The unprovoked and ongoing attack by the Turkish and Azerbaijani governments on civilian areas in Artsakh is the next phase in a campaign to expel and ethnically cleanse Armenians from their indigenous lands. The Human Rights Ombudsman of Artsakh confirms the displacement of over 100,000 Armenian civilians
Erdogan promises to finish what his Ottoman ancestors started. Turkish special forces and ISIS mercenaries from Syria, Libya, Afghanistan, and Pakistan engaged in hand-to-hand fighting and beheaded many victims.
According to a captured Syrian mercenary: “Turkish and Azerbaijani servicemen were also coming and ordering us to kill and slaughter each and every Armenian.”
Additional evidence of Azerbaijani and Turkish war crimes includes the indiscriminate use of cluster and chemical munitions, such as white phosphorus, as well as weapons prohibited by international humanitarian law. The aggressors mutilated Armenians, executing civilians, including children, the disabled, and elderly. They also targeted civilian infrastructure, cultural heritage and religious sites.
Azerbaijani war crimes are detailed in a statement released by The UN High Commissioner for Human Rights
on November 2, 2020, Michelle Bachelet. She describes “videos that appeared to show Azerbaijani troops summarily executing two captured Armenians in military uniforms uncovered compelling and deeply disturbing information.” A recent statement issued on November 11, 2020
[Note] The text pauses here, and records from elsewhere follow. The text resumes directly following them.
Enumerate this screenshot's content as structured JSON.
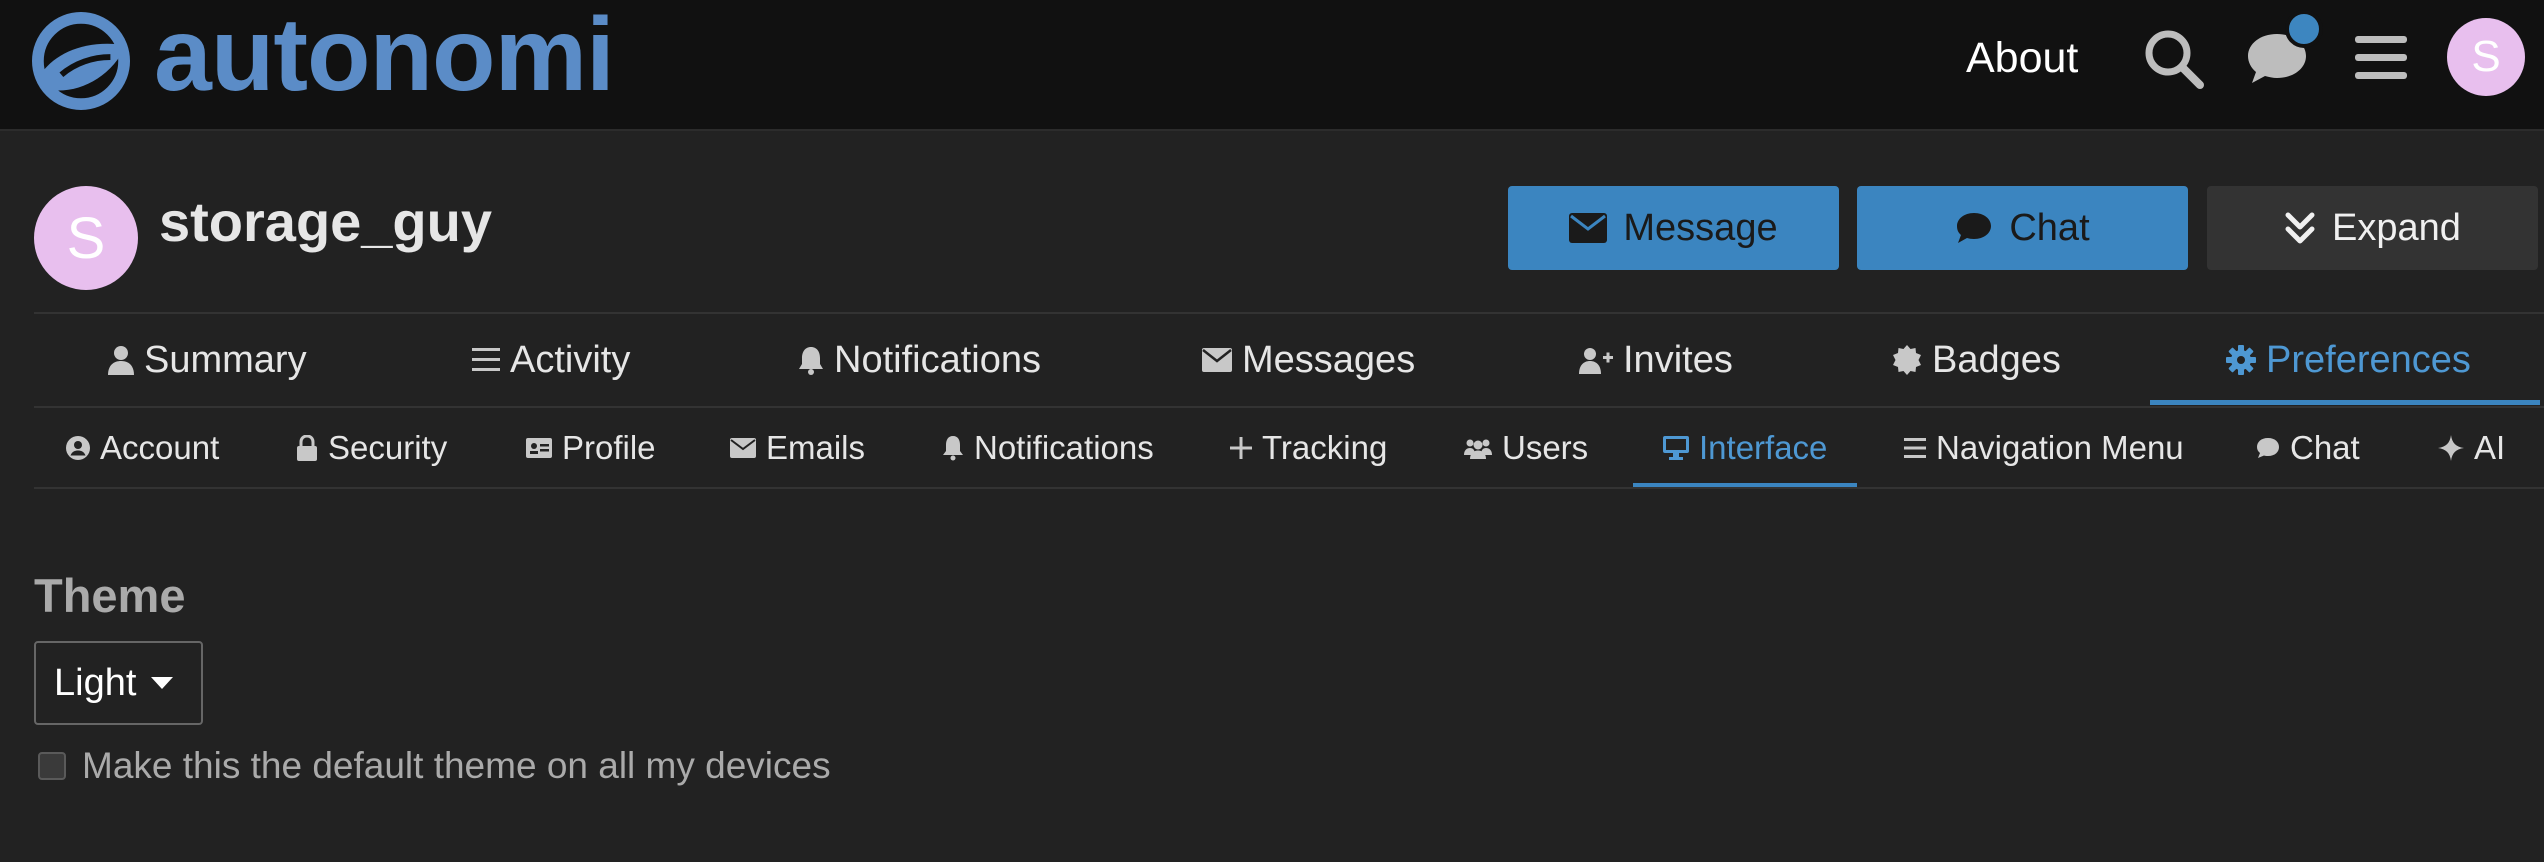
{
  "header": {
    "brand": "autonomi",
    "about_label": "About",
    "avatar_letter": "S"
  },
  "user": {
    "avatar_letter": "S",
    "username": "storage_guy"
  },
  "actions": {
    "message": "Message",
    "chat": "Chat",
    "expand": "Expand"
  },
  "primary_tabs": [
    {
      "label": "Summary",
      "icon": "user-icon"
    },
    {
      "label": "Activity",
      "icon": "list-icon"
    },
    {
      "label": "Notifications",
      "icon": "bell-icon"
    },
    {
      "label": "Messages",
      "icon": "envelope-icon"
    },
    {
      "label": "Invites",
      "icon": "user-plus-icon"
    },
    {
      "label": "Badges",
      "icon": "certificate-icon"
    },
    {
      "label": "Preferences",
      "icon": "gear-icon",
      "active": true
    }
  ],
  "secondary_tabs": [
    {
      "label": "Account",
      "icon": "user-circle-icon"
    },
    {
      "label": "Security",
      "icon": "lock-icon"
    },
    {
      "label": "Profile",
      "icon": "id-card-icon"
    },
    {
      "label": "Emails",
      "icon": "envelope-icon"
    },
    {
      "label": "Notifications",
      "icon": "bell-icon"
    },
    {
      "label": "Tracking",
      "icon": "plus-icon"
    },
    {
      "label": "Users",
      "icon": "users-icon"
    },
    {
      "label": "Interface",
      "icon": "desktop-icon",
      "active": true
    },
    {
      "label": "Navigation Menu",
      "icon": "bars-icon"
    },
    {
      "label": "Chat",
      "icon": "comment-icon"
    },
    {
      "label": "AI",
      "icon": "sparkle-icon"
    }
  ],
  "theme": {
    "heading": "Theme",
    "selected": "Light",
    "default_label": "Make this the default theme on all my devices",
    "default_checked": false
  },
  "colors": {
    "accent": "#3b85c0",
    "active_text": "#4e98d3",
    "brand": "#5b8cc7",
    "avatar": "#e8bfee",
    "background": "#222222",
    "header_bg": "#111111"
  }
}
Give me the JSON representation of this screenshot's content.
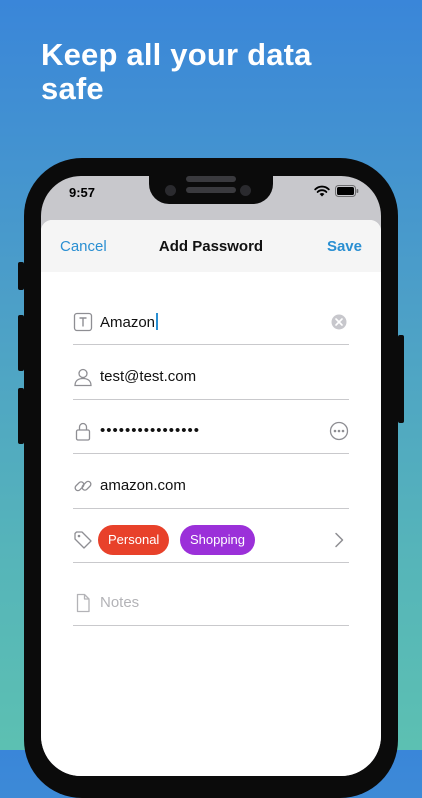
{
  "headline": "Keep all your data safe",
  "status_bar": {
    "time": "9:57"
  },
  "nav": {
    "cancel": "Cancel",
    "title": "Add Password",
    "save": "Save"
  },
  "fields": {
    "title": {
      "value": "Amazon",
      "icon": "text-box-icon"
    },
    "username": {
      "value": "test@test.com",
      "icon": "person-icon"
    },
    "password": {
      "value": "••••••••••••••••",
      "icon": "lock-icon"
    },
    "website": {
      "value": "amazon.com",
      "icon": "link-icon"
    },
    "notes": {
      "placeholder": "Notes",
      "icon": "document-icon"
    }
  },
  "tags": [
    {
      "label": "Personal",
      "color": "#e8412a"
    },
    {
      "label": "Shopping",
      "color": "#9b30d9"
    }
  ],
  "colors": {
    "accent": "#2a8fd2",
    "background_top": "#3a86d9",
    "background_bottom": "#5cc0b2"
  }
}
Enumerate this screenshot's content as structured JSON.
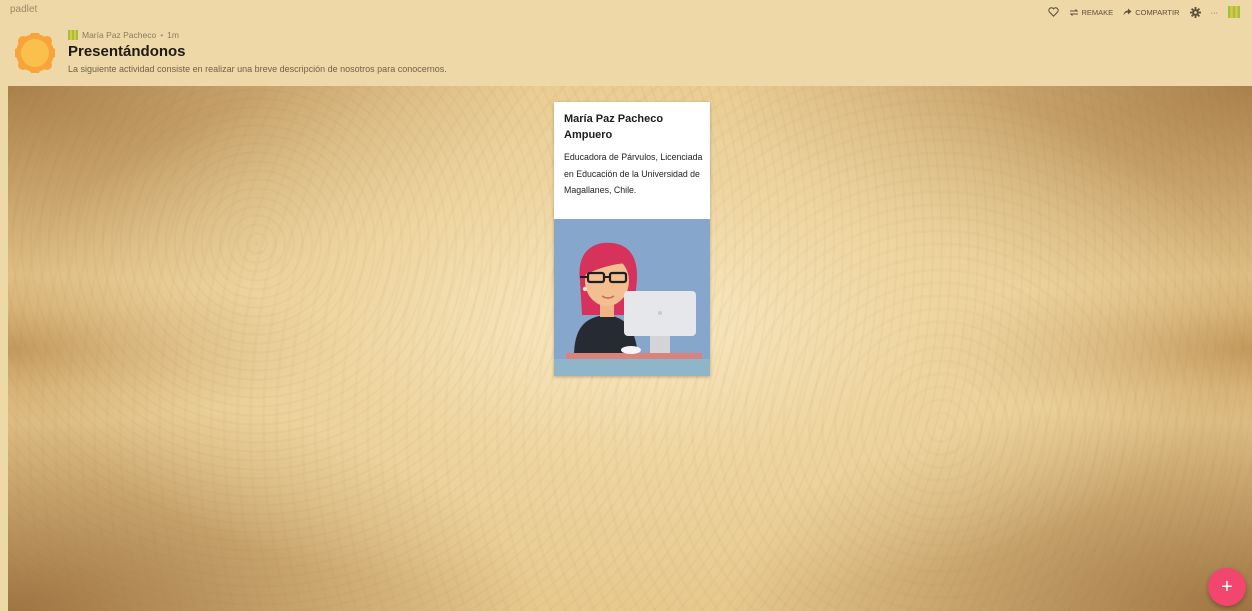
{
  "app": {
    "brand": "padlet"
  },
  "header": {
    "author": "María Paz Pacheco",
    "time_ago": "1m",
    "separator": "•",
    "title": "Presentándonos",
    "description": "La siguiente actividad consiste en realizar una breve descripción de nosotros para conocernos."
  },
  "toolbar": {
    "remake_label": "REMAKE",
    "share_label": "COMPARTIR",
    "more_label": "···"
  },
  "post": {
    "title": "María Paz Pacheco Ampuero",
    "body": "Educadora de Párvulos, Licenciada en Educación de la Universidad de Magallanes, Chile."
  },
  "fab": {
    "label": "+"
  },
  "colors": {
    "header_bg": "#eed8a7",
    "accent": "#f2466f",
    "avatar": "#f7b942"
  }
}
confirms that the UN was aware of mercenaries committing war crimes. These official statements have, however, proved ineffective to marshalling the international community to act under R2P.
Instead of intervention, the US and other international stakeholders stood by as deadly violence spiraled out of control. Armenian’s Prime Minister Nikol Pashinyan was forced to sign a trilateral agreement between Armenia, Azerbaijan, and Russia on November 9, 2020. Pashinyan described the agreement as "unspeakably painful."
The agreement conceded territory to Azerbaijan’s control. It established a transportation route between Azerbaijan proper and Nakhichevan, guaranteeing Azerbaijani access through Armenia. It also provided for the deployment of 2,000 Russian “peacekeepers” for five years. As noted by Thomas de Waal, a senior fellow with Carnegie Europe
: “This is a deal brokered by two big autocratic neighbors, Russia and Turkey, that can now use it to pursue their own self-aggrandizing agendas. For them this is about troops and transport corridors, not people.”
Russia and Turkey filled the gap created by failures of the Minsk Group, which was derelict in its diplomatic duties. Russia and Turkey claim that the agreement of November 9 draws on R2P. However, the agreement ignores accountability, which is at the core of R2P.
Short of military intervention, the US can still take strong action by:
- Condemning the governments of Turkey and Azerbaijan for their attacks targeting civilians.
- Suspending arms sales to Azerbaijan under Section 501 of the Freedom Support Act.
- Imposing targeted sanctions on Turkish and Azerbaijani officials for deploying jihadis.
- Sending humanitarian monitors to bear witness and prevent further crimes against humanity.
- Calling for the International Criminal Court to prosecute war crimes under Article 8 (2) of the Rome Statute.
The events in Artsakh reveal the limitations of R2P. They also reveal the indispensable role of the United States in providing moral and political leadership. The international system works best when the US takes a leading role. The victims of aggression by Azerbaijan and Turkey are paying a price for America’s failure.
Mr. Phillips is Director of the Program on Human Rights and Peacebuilding at Columbia University. He chaired the Turkey-Armenia Reconciliation Commission. Ms. Kevorkian is a researcher at Virginia Commonwealth University, specializing in trauma and psychopathy.